Funding, Grants & Awards | News
Cloud Research Consortium Receives $10 Million Grant
The National Science Foundation (NSF) has
awarded a $10 million grant to a national consortium for cloud computing
research and development.
According to NSF, the grant will support the design, deployment and initial
operation of Chameleon, which is a
large-scale, reconfigurable experimental environment for cloud research. The
Chameleon testbed will be co-located at the
University of Chicago and the University of
Texas at Austin. Other consortium members include
Ohio State University with expertise in high
performance interconnects, Northwestern
University with expertise in networking and the
University of Texas at San Antonio with expertise in outreach.
Chameleon will consist of 28,000 processor cores in 650 multi-core cloud
nodes with five petabytes of storage.
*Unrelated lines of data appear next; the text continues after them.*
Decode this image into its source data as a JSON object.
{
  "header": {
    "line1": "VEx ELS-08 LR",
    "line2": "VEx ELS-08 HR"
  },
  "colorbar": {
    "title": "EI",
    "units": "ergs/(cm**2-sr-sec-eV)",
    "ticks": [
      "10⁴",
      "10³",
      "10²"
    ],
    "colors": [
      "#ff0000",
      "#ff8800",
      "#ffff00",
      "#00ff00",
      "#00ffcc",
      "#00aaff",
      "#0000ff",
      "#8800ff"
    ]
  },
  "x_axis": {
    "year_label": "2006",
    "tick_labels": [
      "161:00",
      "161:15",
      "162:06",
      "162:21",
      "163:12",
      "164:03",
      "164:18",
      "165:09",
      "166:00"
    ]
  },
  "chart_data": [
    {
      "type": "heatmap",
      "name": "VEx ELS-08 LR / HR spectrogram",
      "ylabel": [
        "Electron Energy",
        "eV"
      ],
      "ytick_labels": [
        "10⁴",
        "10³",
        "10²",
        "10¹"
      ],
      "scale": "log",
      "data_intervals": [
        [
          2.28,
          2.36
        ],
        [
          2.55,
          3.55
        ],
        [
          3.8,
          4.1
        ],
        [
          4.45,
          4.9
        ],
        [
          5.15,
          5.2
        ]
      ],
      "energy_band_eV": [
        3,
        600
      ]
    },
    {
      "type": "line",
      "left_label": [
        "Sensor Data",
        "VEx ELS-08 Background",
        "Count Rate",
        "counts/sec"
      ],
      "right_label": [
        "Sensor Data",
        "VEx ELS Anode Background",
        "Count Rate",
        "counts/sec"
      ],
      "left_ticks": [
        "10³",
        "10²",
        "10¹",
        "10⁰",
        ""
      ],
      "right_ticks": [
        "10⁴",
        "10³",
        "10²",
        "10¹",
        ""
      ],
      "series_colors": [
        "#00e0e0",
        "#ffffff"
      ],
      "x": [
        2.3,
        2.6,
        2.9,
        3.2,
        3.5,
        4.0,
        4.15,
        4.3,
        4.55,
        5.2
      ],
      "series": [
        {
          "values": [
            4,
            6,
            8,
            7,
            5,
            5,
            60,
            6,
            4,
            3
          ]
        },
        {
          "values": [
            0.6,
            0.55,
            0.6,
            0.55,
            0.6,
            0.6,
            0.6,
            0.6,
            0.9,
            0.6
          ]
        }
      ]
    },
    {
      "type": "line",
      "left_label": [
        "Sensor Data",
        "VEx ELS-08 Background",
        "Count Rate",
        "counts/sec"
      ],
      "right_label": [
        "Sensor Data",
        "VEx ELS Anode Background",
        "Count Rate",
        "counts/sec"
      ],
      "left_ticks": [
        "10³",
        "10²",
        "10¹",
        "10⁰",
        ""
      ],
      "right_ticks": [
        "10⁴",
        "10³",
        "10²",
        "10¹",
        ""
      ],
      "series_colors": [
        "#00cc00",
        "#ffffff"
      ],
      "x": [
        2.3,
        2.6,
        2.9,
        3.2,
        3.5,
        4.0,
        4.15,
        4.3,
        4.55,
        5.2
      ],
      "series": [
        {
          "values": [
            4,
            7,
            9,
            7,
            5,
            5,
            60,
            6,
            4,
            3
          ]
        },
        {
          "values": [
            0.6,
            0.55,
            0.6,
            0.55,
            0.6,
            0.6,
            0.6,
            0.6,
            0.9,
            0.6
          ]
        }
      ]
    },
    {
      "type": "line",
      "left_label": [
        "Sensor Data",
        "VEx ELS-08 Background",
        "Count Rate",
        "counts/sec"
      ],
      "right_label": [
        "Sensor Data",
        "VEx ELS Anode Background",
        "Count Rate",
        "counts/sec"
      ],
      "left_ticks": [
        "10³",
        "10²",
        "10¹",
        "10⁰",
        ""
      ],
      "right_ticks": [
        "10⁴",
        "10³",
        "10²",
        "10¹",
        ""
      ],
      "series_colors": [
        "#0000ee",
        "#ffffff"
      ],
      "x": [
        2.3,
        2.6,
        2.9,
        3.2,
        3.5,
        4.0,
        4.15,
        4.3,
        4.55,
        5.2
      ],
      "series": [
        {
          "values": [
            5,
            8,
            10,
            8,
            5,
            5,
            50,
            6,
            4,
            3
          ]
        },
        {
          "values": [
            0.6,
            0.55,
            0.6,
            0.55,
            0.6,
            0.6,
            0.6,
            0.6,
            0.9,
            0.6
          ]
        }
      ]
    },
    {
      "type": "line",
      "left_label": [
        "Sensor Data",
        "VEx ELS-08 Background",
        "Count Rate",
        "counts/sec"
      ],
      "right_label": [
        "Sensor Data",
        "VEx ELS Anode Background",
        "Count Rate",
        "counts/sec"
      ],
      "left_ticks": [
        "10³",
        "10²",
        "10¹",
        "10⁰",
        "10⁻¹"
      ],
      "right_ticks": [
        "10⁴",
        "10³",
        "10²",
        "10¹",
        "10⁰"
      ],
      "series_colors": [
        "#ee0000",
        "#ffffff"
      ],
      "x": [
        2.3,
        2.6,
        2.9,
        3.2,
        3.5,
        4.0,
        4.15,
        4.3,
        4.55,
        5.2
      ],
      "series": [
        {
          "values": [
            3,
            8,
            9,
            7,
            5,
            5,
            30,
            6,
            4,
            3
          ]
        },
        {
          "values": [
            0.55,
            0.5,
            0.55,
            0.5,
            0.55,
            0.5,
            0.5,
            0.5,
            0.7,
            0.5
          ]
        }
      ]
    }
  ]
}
Unlike many other testbeds, Chameleon will
be able to support heterogeneous computer architectures, "including low-power
processors, general processing units (GPUs) and field-programmable gate arrays
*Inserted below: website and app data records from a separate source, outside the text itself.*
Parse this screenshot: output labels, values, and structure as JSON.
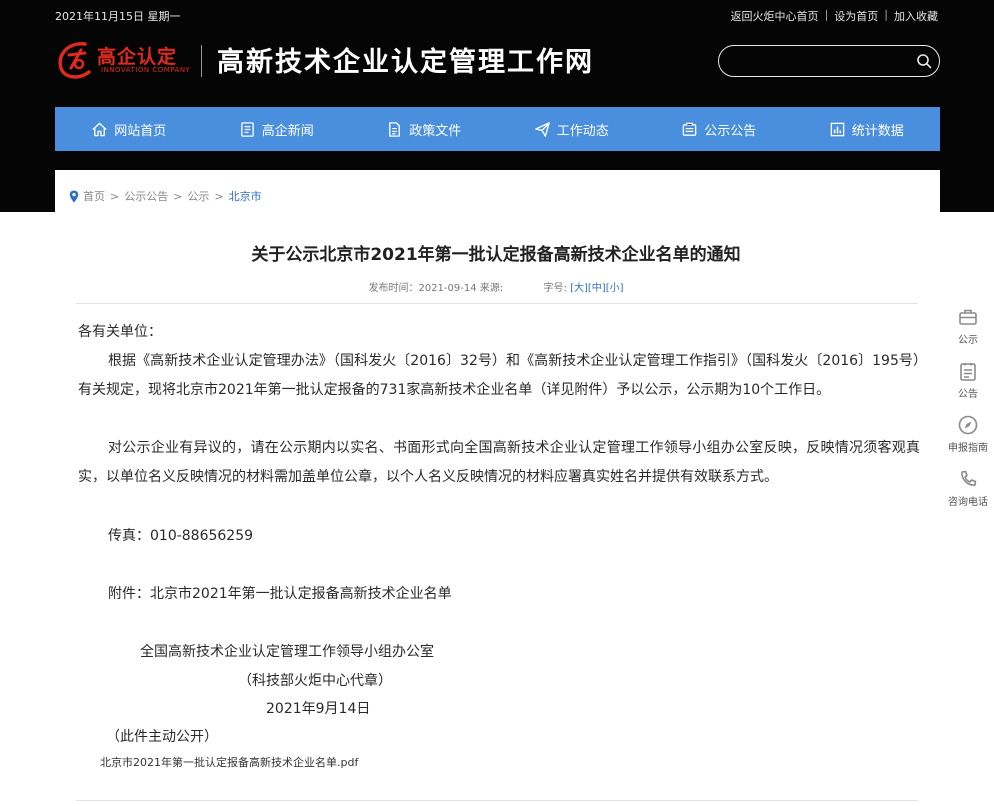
{
  "header": {
    "date": "2021年11月15日 星期一",
    "top_links": [
      "返回火炬中心首页",
      "设为首页",
      "加入收藏"
    ],
    "logo_cn": "高企认定",
    "logo_en": "INNOVATION COMPANY",
    "site_title": "高新技术企业认定管理工作网",
    "search_placeholder": ""
  },
  "nav": [
    {
      "label": "网站首页",
      "icon": "home-icon"
    },
    {
      "label": "高企新闻",
      "icon": "news-icon"
    },
    {
      "label": "政策文件",
      "icon": "document-icon"
    },
    {
      "label": "工作动态",
      "icon": "send-icon"
    },
    {
      "label": "公示公告",
      "icon": "notice-icon"
    },
    {
      "label": "统计数据",
      "icon": "stats-icon"
    }
  ],
  "breadcrumb": [
    "首页",
    "公示公告",
    "公示",
    "北京市"
  ],
  "article": {
    "title": "关于公示北京市2021年第一批认定报备高新技术企业名单的通知",
    "meta_date": "发布时间：2021-09-14 来源:",
    "meta_font": "字号:",
    "size_large": "[大]",
    "size_medium": "[中]",
    "size_small": "[小]",
    "salutation": "各有关单位：",
    "para1": "根据《高新技术企业认定管理办法》（国科发火〔2016〕32号）和《高新技术企业认定管理工作指引》（国科发火〔2016〕195号）有关规定，现将北京市2021年第一批认定报备的731家高新技术企业名单（详见附件）予以公示，公示期为10个工作日。",
    "para2": "对公示企业有异议的，请在公示期内以实名、书面形式向全国高新技术企业认定管理工作领导小组办公室反映，反映情况须客观真实，以单位名义反映情况的材料需加盖单位公章，以个人名义反映情况的材料应署真实姓名并提供有效联系方式。",
    "fax": "传真：010-88656259",
    "attachment": "附件：北京市2021年第一批认定报备高新技术企业名单",
    "sign_org": "全国高新技术企业认定管理工作领导小组办公室",
    "sign_sub": "（科技部火炬中心代章）",
    "sign_date": "2021年9月14日",
    "public_note": "（此件主动公开）",
    "pdf_name": "北京市2021年第一批认定报备高新技术企业名单.pdf"
  },
  "float_bar": [
    {
      "label": "公示",
      "icon": "briefcase-icon"
    },
    {
      "label": "公告",
      "icon": "clipboard-icon"
    },
    {
      "label": "申报指南",
      "icon": "compass-icon"
    },
    {
      "label": "咨询电话",
      "icon": "phone-icon"
    }
  ],
  "colors": {
    "nav_bg": "#4a8fdd",
    "logo_red": "#e02a20",
    "link_blue": "#2f6fc4",
    "top_bg": "#050505"
  }
}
(FPGAs), as well as a variety of network interconnects and storage devices,"
according to information from the NSF. This flexibility will enable researchers
to test a variety of hardware, software and networking components.
According to the NSF and Northwestern University, industry has been the
driving force behind much of the recent design of cloud-computing architecture,
and the lack of a large-scale experimental research platform has been a barrier to
advancement of cloud services and technologies. However, Chameleon will
complement the industry's efforts while enabling academic researchers "to
experiment and advance cloud computing architectures that can support a new
generation of innovative applications, including real-time and safety-critical
applications like those used in medical devices, power grids and transportation
systems," according to information from the NSF.
Further information about the Chameleon cloud research environment can be
found on the Chameleon site.
Leila Meyer is a technology writer based in British Columbia. She can be reached at email@example.com.